posted on Jun, 27 2014 @ 10:43 PM
They say Grizzly bears used to rule the Sespe? Is it completely unfathomable to think maybe Grizzlies could still be in the area? Anyways, some neat
history on the area.
The California Oil Museum will be transported back to the wild days of the Santa Clara River Valley when the latest exhibit, “The Wild Sespe:
Oil, Grizzlies and Gunsmoke” debuts on Sunday, July 2. Santa Clara Valley Bank is sponsoring the opening reception for the exhibit, starting at 2
p.m. at the museum, located at 1001 E. Main St.The exhibit blends the old with the new: never before exhibited photos early in the 20th century as
well as contemporary photos of the Sespe by award-winning photographer Michael Moore - a native of Santa Paula - are highlights of the exhibit that
attest to the enduring beauty of the wilderness.So awesome is the Sespe that the Fillmore Herald noted in 1911 that “Nature has few places in the
universe possessing greater scenic beauty. . .”The rugged Sespe back country includes Sespe Creek, stretching 55 miles from high in the mountains
above Ojai to the Santa Clara River near Fillmore, passing through the Sespe wilderness part of the Las Padres National forest and the home of the
ambitious program to save the endangered California Condor.The Sespe was also the home to the Chumash who painted the most elaborate and colorful rock
art in North America: international photographer Rick Bury’s Cibachrome prints of these mysterious and magnificent paintings, hidden in the
Sespe’s remote caverns, are on exhibit for the first time in Ventura County.The Sespe’s enemy was mans’ ambitions: oil exploration, brownstone
quarrying, borax mining, timber cutting, cattle and sheep grazing and river damming plans were common in the Sespe and in the 1920s a plan by the
Fillmore Chamber of Commerce promoting a monorail system - through the mountains to Sespe Hot Springs 28 miles north of the city and on to Bakersfield
- was derailed.
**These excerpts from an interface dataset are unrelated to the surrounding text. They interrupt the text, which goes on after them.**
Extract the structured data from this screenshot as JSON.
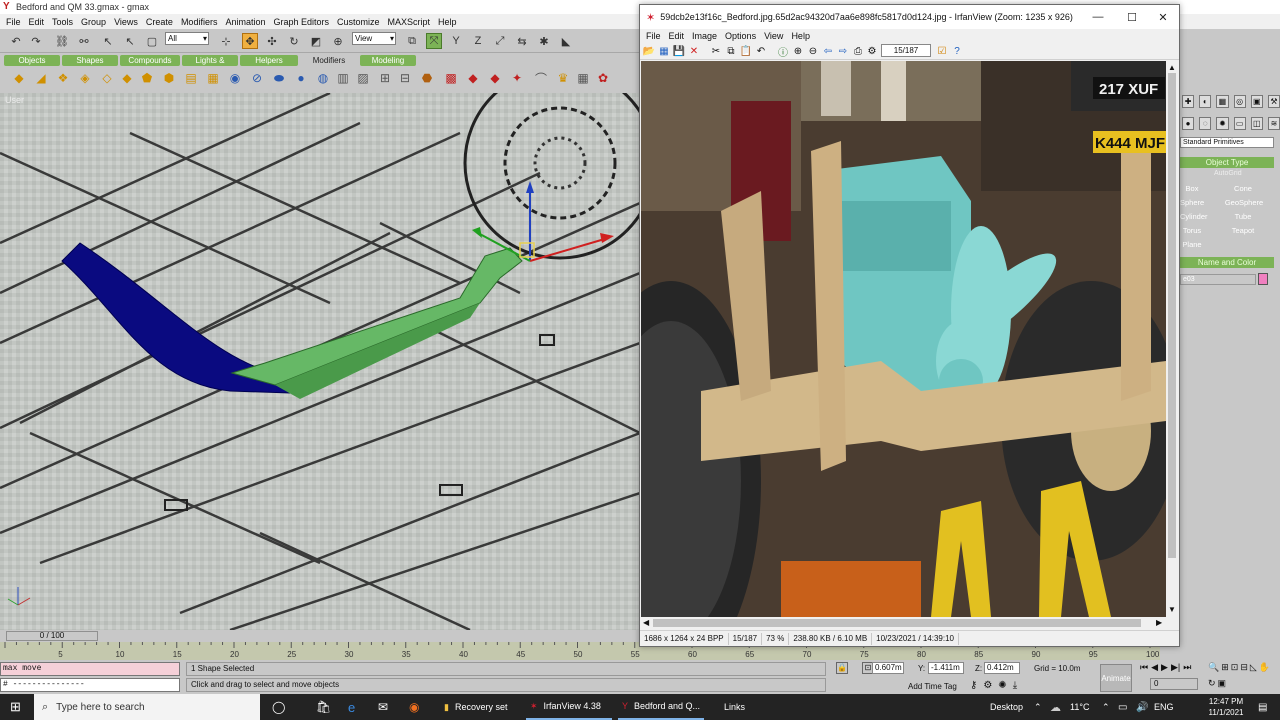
{
  "gmax": {
    "title": "Bedford and QM 33.gmax - gmax",
    "menu": [
      "File",
      "Edit",
      "Tools",
      "Group",
      "Views",
      "Create",
      "Modifiers",
      "Animation",
      "Graph Editors",
      "Customize",
      "MAXScript",
      "Help"
    ],
    "selection_filter": "All",
    "reference_coord": "View",
    "tabs": [
      "Objects",
      "Shapes",
      "Compounds",
      "Lights & Cameras",
      "Helpers",
      "Modifiers",
      "Modeling"
    ],
    "selected_tab": "Modifiers",
    "viewport_label": "User",
    "command_panel": {
      "category": "Standard Primitives",
      "object_type_header": "Object Type",
      "autogrid": "AutoGrid",
      "buttons": [
        "Box",
        "Cone",
        "Sphere",
        "GeoSphere",
        "Cylinder",
        "Tube",
        "Torus",
        "Teapot",
        "Plane"
      ],
      "name_color_header": "Name and Color",
      "name_value": "e03",
      "swatch_color": "#f080c0"
    },
    "time_slider": "0 / 100",
    "track_ticks": [
      "5",
      "10",
      "15",
      "20",
      "25",
      "30",
      "35",
      "40",
      "45",
      "50",
      "55",
      "60",
      "65",
      "70",
      "75",
      "80",
      "85",
      "90",
      "95",
      "100"
    ],
    "maxscript_top": "max move",
    "maxscript_bottom": "# ---------------",
    "status_selected": "1 Shape Selected",
    "status_prompt": "Click and drag to select and move objects",
    "coords": {
      "x_label": "X:",
      "x": "0.607m",
      "y_label": "Y:",
      "y": "-1.411m",
      "z_label": "Z:",
      "z": "0.412m"
    },
    "grid": "Grid = 10.0m",
    "add_time_tag": "Add Time Tag",
    "animate": "Animate",
    "frame_value": "0"
  },
  "irfanview": {
    "title": "59dcb2e13f16c_Bedford.jpg.65d2ac94320d7aa6e898fc5817d0d124.jpg - IrfanView (Zoom: 1235 x 926)",
    "menu": [
      "File",
      "Edit",
      "Image",
      "Options",
      "View",
      "Help"
    ],
    "page_counter": "15/187",
    "image_plate": "217 XUF",
    "image_plate2": "K444 MJF",
    "status": [
      "1686 x 1264 x 24 BPP",
      "15/187",
      "73 %",
      "238.80 KB / 6.10 MB",
      "10/23/2021 / 14:39:10"
    ],
    "accent": "#d02030"
  },
  "taskbar": {
    "search_placeholder": "Type here to search",
    "apps": [
      {
        "label": "Recovery set"
      },
      {
        "label": "IrfanView 4.38"
      },
      {
        "label": "Bedford and Q..."
      }
    ],
    "links": "Links",
    "desktop": "Desktop",
    "weather": "11°C",
    "language": "ENG",
    "time": "12:47 PM",
    "date": "11/1/2021"
  }
}
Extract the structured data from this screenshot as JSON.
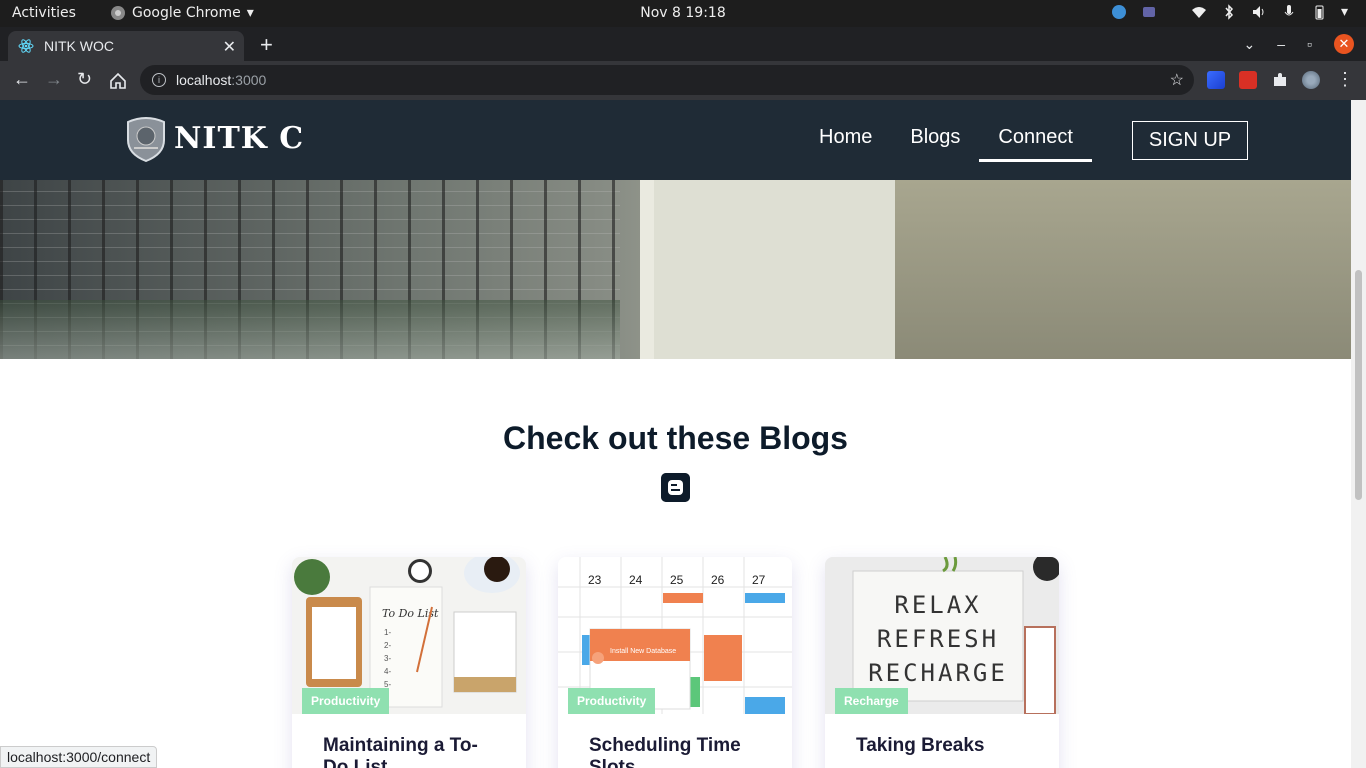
{
  "system": {
    "activities": "Activities",
    "app_name": "Google Chrome",
    "clock": "Nov 8  19:18"
  },
  "browser": {
    "tab_title": "NITK WOC",
    "url_host": "localhost",
    "url_port": ":3000",
    "status_url": "localhost:3000/connect"
  },
  "site": {
    "brand": "NITK C",
    "nav": [
      {
        "label": "Home",
        "active": false
      },
      {
        "label": "Blogs",
        "active": false
      },
      {
        "label": "Connect",
        "active": true
      }
    ],
    "signup_label": "SIGN UP",
    "section_title": "Check out these Blogs"
  },
  "cards": [
    {
      "tag": "Productivity",
      "title": "Maintaining a To-Do List"
    },
    {
      "tag": "Productivity",
      "title": "Scheduling Time Slots"
    },
    {
      "tag": "Recharge",
      "title": "Taking Breaks"
    }
  ],
  "thumb_text": {
    "todo_heading": "To Do List",
    "todo_items": [
      "1-",
      "2-",
      "3-",
      "4-",
      "5-"
    ],
    "cal_days": [
      "23",
      "24",
      "25",
      "26",
      "27"
    ],
    "cal_popup": "Install New Database",
    "lightbox": [
      "RELAX",
      "REFRESH",
      "RECHARGE"
    ]
  },
  "colors": {
    "header_bg": "#1f2b36",
    "title_color": "#0d1b2a",
    "tag_bg": "#8fe0b0",
    "chrome_close": "#e95420"
  }
}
Such stories and schemes are told in the exhibit with photographs and maps from early in the last century.
Grizzly bears once ruled the Sespe - a towering example stands guard over the exhibit as a reminder - but like other animals there was a bounty placed
on their heads. Herman Keene was the most famous bounty hunter and his bear and mountain lion traps as well as scrapbooks and personal snapshots are
also exhibited.Feuds over the Sespe’s rich natural resources were often violent struggles and gunsmoke often wafted through the area as people
settled their scores with guns, including one gang of settlers desperate for Sespe water after years of drought. They ambushed and murdered Sespe
land-grant owner Thomas More in 1877; fourteen years later, a similar fate claimed the life of Joe Dye, who tried to monopolize the oil riches of the
Sespe. Visitors to the exhibit will also learn the fate of George Henley, who tried to block access to the Sespe’s brownstone quarries, oil fields
and river damming sites.Contemporary history is also explored in the exhibit, curated by the Sespe Group of Santa Paula.The opening reception for
“The Wild Sespe: Oil, Grizzlies and Gunsmoke” is free and open to the public although the museum requests small donations ($2 adults, $1 child).
The California Oil Museum is open Wednesday-Sunday, 10 a.m. to 4 p.m. For more information, call the museum at 933-0076.